### Your assignment
Whenever a line in the data holds the string "flag", pull that line out.

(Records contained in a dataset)
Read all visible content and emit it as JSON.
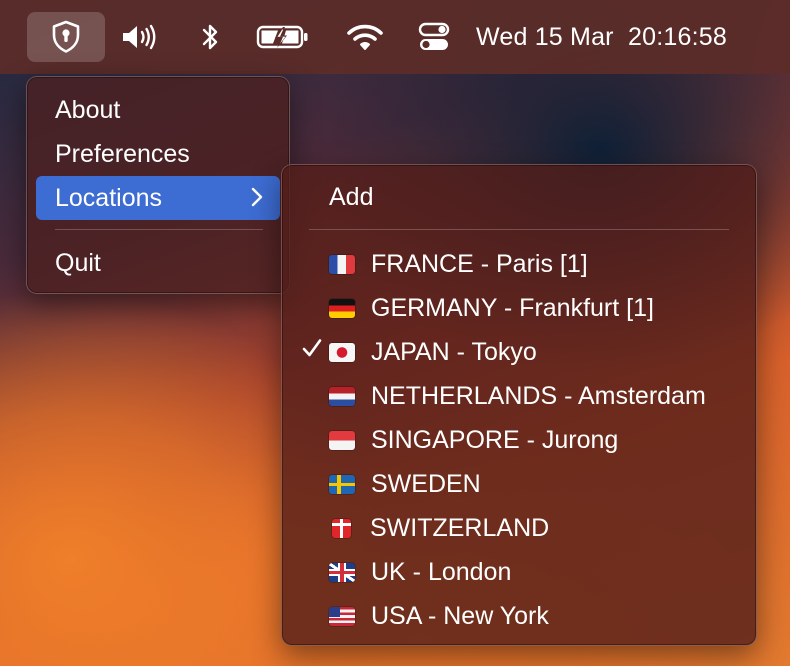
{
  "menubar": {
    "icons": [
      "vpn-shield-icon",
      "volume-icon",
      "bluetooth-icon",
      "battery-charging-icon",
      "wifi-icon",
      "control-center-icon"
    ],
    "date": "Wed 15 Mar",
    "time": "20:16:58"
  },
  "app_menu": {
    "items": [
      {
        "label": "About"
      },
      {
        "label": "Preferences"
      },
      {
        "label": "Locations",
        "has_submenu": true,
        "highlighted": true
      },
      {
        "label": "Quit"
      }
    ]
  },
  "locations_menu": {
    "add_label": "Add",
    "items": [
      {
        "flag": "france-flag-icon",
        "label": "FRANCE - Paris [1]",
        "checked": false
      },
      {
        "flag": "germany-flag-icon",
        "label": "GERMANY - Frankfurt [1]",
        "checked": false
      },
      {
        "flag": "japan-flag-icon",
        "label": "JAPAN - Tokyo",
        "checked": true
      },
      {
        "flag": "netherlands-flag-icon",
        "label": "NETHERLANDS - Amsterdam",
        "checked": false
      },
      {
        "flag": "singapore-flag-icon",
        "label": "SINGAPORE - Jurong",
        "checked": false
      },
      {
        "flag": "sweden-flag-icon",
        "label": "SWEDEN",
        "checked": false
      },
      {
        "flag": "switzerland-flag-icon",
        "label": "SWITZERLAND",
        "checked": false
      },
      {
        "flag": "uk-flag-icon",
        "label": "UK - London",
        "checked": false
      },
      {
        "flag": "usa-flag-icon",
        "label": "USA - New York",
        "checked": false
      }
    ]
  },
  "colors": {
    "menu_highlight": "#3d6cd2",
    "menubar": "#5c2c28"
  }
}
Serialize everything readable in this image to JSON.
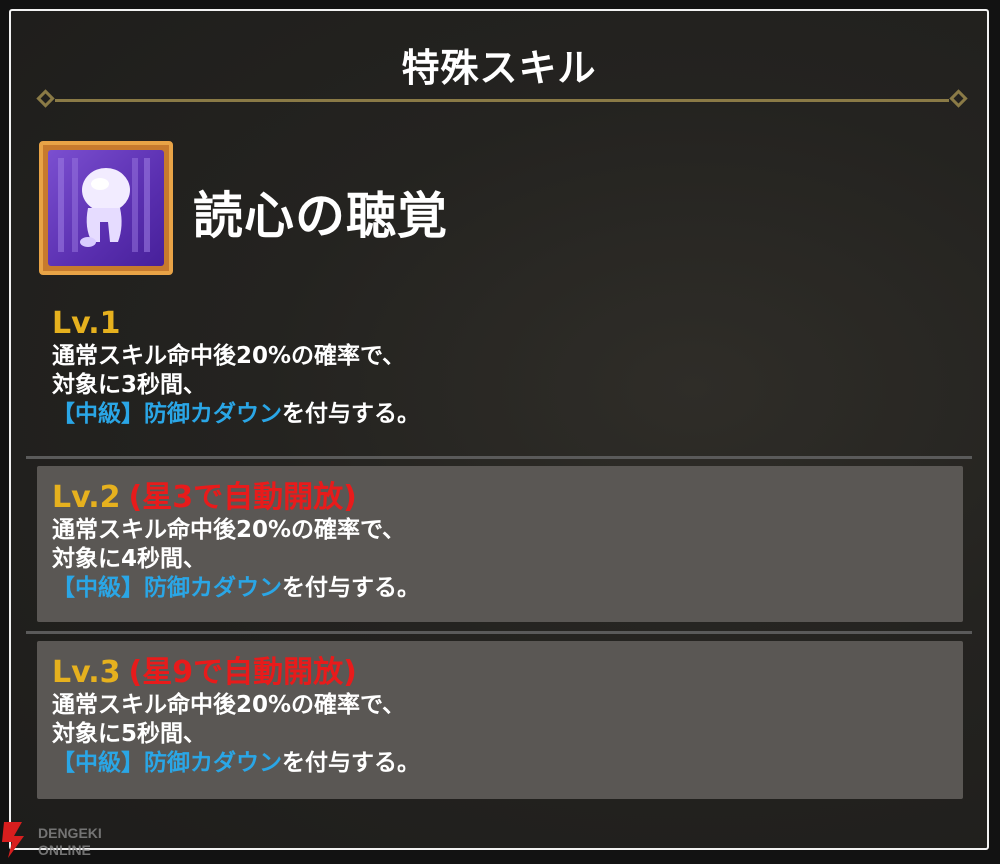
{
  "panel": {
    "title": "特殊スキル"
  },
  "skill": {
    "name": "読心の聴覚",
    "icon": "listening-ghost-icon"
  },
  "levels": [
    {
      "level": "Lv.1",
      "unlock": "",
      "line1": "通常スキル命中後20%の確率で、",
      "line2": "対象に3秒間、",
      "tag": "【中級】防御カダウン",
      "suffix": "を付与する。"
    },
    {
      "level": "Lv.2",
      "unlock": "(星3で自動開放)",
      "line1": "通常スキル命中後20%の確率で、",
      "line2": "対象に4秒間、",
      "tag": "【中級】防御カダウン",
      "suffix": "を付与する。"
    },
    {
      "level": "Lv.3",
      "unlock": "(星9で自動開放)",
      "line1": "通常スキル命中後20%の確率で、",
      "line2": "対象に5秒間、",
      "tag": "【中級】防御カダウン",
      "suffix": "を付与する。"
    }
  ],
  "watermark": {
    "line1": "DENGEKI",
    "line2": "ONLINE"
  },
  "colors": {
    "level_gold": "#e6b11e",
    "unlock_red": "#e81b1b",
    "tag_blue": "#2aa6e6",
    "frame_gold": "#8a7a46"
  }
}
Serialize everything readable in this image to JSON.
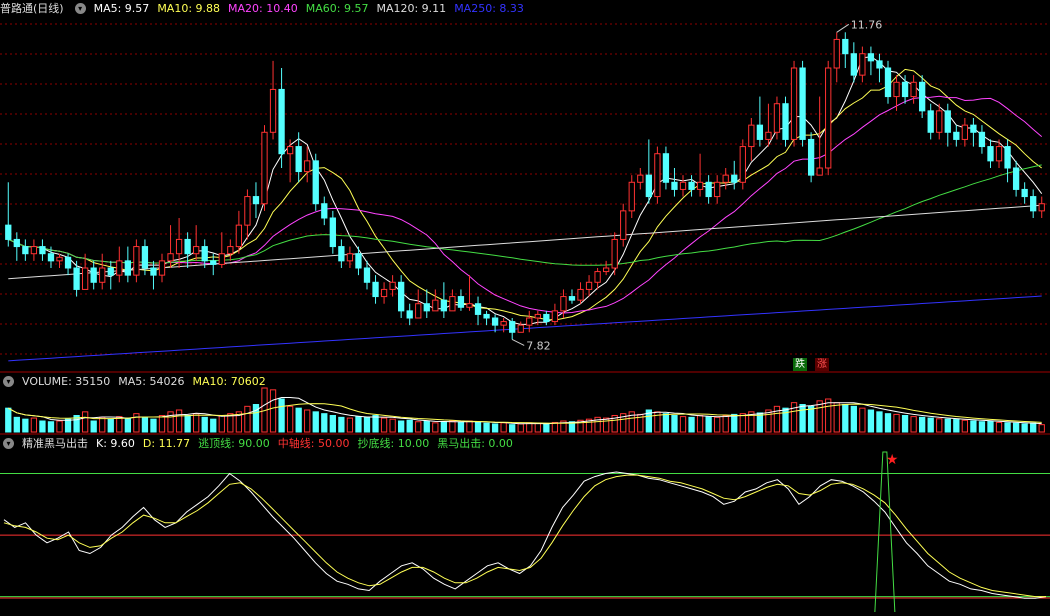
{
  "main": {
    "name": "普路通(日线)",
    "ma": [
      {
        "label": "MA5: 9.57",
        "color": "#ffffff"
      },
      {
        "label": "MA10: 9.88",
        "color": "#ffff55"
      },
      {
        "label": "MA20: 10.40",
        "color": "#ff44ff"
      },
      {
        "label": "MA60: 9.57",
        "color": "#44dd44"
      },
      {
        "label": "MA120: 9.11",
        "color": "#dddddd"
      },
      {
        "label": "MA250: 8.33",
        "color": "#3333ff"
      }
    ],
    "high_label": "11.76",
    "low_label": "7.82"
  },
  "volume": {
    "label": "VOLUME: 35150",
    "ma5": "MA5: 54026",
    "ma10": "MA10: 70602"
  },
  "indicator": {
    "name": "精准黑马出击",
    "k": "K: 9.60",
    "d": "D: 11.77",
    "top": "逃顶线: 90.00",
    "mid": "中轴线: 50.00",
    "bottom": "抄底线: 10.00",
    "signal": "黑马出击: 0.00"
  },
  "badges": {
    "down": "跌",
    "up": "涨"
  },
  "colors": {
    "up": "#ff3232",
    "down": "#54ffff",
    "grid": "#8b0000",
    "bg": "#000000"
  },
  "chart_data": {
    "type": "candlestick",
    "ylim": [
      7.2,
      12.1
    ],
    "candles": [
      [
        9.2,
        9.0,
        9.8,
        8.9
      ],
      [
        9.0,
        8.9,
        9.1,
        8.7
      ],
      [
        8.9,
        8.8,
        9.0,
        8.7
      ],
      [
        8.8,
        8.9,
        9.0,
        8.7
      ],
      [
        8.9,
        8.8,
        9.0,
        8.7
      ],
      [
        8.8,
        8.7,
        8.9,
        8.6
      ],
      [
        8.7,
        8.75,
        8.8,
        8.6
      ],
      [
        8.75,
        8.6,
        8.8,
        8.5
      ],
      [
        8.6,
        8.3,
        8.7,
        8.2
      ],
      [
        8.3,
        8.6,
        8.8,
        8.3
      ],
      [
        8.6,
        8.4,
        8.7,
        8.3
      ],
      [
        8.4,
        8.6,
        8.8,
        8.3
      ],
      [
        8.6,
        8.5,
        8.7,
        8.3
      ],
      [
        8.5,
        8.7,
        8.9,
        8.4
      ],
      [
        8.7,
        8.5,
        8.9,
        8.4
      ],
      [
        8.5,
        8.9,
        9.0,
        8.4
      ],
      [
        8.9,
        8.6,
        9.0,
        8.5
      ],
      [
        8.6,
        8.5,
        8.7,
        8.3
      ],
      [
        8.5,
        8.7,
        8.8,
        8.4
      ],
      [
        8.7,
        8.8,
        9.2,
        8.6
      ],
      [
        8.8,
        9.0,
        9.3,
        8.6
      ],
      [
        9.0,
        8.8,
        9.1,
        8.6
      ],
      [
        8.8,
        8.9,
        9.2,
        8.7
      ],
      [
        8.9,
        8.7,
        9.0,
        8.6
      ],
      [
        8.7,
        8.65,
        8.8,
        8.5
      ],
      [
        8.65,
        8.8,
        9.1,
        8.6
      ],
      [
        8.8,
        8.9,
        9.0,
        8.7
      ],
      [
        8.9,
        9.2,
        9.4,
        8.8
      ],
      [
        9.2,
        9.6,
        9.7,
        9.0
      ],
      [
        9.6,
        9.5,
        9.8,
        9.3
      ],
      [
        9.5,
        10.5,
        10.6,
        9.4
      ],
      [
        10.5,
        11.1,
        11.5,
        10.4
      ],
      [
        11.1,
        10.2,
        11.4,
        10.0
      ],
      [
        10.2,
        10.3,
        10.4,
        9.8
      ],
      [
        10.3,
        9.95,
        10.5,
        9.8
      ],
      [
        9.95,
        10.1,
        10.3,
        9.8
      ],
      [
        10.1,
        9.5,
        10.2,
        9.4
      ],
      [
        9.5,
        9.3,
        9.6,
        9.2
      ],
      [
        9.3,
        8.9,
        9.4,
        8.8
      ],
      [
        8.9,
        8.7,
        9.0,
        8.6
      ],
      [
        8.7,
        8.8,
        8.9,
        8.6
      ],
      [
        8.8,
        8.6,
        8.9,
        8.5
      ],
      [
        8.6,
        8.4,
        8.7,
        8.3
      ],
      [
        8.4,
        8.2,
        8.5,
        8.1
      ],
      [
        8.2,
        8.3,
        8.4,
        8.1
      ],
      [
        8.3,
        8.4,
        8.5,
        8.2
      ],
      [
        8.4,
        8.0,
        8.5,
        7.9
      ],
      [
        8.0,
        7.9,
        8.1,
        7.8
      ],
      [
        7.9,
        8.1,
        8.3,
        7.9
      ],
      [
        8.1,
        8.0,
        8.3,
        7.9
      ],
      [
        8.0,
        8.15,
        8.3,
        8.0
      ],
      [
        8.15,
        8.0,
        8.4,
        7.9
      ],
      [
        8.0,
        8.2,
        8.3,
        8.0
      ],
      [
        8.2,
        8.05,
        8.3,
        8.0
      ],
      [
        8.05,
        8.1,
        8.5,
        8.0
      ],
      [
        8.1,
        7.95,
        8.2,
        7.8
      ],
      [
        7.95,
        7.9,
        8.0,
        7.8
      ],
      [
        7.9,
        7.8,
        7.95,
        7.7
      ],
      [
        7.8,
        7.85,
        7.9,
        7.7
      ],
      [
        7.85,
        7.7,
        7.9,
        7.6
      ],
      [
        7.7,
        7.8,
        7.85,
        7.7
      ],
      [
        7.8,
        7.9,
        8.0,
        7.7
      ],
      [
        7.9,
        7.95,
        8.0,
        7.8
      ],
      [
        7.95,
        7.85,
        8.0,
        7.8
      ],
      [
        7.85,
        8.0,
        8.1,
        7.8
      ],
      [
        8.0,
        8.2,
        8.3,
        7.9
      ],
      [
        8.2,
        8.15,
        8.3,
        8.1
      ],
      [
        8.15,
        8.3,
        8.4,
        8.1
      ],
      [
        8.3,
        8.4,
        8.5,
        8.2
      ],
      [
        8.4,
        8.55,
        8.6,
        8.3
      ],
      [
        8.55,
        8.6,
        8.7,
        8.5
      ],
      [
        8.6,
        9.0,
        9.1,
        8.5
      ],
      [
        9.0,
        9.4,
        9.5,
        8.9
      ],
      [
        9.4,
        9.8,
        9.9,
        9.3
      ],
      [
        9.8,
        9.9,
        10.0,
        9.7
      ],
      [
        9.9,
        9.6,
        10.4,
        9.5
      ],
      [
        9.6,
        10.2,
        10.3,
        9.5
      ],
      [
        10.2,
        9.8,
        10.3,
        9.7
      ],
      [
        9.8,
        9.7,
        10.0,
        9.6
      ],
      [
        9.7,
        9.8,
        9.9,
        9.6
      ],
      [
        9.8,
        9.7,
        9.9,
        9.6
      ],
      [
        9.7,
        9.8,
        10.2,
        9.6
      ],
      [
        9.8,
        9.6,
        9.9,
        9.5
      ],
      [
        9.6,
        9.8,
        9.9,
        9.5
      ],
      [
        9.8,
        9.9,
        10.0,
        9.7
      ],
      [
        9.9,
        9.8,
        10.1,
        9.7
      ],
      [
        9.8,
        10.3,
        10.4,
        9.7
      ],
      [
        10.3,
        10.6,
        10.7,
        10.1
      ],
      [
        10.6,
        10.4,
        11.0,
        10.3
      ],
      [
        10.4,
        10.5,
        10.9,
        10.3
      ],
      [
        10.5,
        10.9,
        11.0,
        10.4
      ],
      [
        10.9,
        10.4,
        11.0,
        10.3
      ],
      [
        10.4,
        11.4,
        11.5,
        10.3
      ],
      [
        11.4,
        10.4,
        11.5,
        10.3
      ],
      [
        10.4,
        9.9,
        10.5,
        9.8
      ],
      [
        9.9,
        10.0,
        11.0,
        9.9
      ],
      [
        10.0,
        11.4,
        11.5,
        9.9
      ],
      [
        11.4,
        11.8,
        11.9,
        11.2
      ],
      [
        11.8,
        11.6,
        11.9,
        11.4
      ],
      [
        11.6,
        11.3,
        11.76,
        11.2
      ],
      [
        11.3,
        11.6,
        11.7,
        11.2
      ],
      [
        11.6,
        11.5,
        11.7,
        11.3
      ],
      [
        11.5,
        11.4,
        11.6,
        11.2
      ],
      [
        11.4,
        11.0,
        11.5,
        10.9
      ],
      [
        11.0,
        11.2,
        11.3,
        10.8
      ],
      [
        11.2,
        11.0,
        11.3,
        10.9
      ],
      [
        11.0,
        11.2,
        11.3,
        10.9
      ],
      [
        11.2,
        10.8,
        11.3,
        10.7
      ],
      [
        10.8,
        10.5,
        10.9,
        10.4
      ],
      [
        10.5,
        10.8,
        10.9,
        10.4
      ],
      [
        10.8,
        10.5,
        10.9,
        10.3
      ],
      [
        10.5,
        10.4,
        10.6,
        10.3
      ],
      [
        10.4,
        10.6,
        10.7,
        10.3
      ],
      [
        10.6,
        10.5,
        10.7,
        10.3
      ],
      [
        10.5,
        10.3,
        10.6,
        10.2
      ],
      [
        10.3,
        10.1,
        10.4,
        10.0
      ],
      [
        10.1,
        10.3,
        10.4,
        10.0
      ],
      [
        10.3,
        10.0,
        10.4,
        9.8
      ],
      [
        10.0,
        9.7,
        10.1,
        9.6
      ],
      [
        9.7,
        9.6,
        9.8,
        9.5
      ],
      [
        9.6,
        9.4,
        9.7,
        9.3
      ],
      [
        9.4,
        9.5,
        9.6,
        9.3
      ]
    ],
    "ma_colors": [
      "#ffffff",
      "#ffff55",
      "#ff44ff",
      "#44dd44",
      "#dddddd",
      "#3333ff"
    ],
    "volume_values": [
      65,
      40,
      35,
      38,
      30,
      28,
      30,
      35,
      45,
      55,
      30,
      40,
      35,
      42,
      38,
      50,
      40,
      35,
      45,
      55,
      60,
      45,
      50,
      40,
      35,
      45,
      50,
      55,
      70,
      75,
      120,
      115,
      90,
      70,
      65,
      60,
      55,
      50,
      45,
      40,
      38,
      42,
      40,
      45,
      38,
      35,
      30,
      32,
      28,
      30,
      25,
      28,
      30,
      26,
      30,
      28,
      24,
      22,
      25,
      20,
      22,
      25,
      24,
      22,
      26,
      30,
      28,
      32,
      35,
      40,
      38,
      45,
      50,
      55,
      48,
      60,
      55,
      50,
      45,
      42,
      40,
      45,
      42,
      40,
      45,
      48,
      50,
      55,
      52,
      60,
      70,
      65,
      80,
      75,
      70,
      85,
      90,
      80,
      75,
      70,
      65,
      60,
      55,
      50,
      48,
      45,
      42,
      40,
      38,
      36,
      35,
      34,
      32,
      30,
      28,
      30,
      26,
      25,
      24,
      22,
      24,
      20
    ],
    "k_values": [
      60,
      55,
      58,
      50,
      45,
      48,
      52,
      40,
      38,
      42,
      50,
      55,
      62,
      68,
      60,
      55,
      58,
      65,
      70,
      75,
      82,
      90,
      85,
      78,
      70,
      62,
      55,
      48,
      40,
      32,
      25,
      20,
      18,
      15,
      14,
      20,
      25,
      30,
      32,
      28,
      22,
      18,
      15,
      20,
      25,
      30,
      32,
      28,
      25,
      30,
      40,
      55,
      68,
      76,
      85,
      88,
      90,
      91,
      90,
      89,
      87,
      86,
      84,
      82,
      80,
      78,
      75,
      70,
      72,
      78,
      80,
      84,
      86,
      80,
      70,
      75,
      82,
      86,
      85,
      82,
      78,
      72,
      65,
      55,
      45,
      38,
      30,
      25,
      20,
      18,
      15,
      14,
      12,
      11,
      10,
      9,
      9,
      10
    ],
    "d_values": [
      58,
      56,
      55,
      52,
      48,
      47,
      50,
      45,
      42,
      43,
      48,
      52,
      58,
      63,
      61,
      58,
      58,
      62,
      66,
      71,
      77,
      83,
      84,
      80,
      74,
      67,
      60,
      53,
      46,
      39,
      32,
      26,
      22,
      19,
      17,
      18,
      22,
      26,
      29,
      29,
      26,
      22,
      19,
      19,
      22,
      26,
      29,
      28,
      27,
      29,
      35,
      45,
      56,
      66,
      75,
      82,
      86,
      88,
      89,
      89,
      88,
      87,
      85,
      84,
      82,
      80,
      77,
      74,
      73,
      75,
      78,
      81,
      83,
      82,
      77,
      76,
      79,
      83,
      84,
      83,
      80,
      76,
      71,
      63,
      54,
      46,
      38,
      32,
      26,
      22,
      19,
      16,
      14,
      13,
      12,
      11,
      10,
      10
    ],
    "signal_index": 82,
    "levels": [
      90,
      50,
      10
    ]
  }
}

### Written response
        "flag": "france-flag-icon",
        "flag": "germany-flag-icon",
        "flag": "japan-flag-icon",
        "flag": "netherlands-flag-icon",
        "flag": "singapore-flag-icon",
        "flag": "sweden-flag-icon",
        "flag": "switzerland-flag-icon",
        "flag": "uk-flag-icon",
        "flag": "usa-flag-icon",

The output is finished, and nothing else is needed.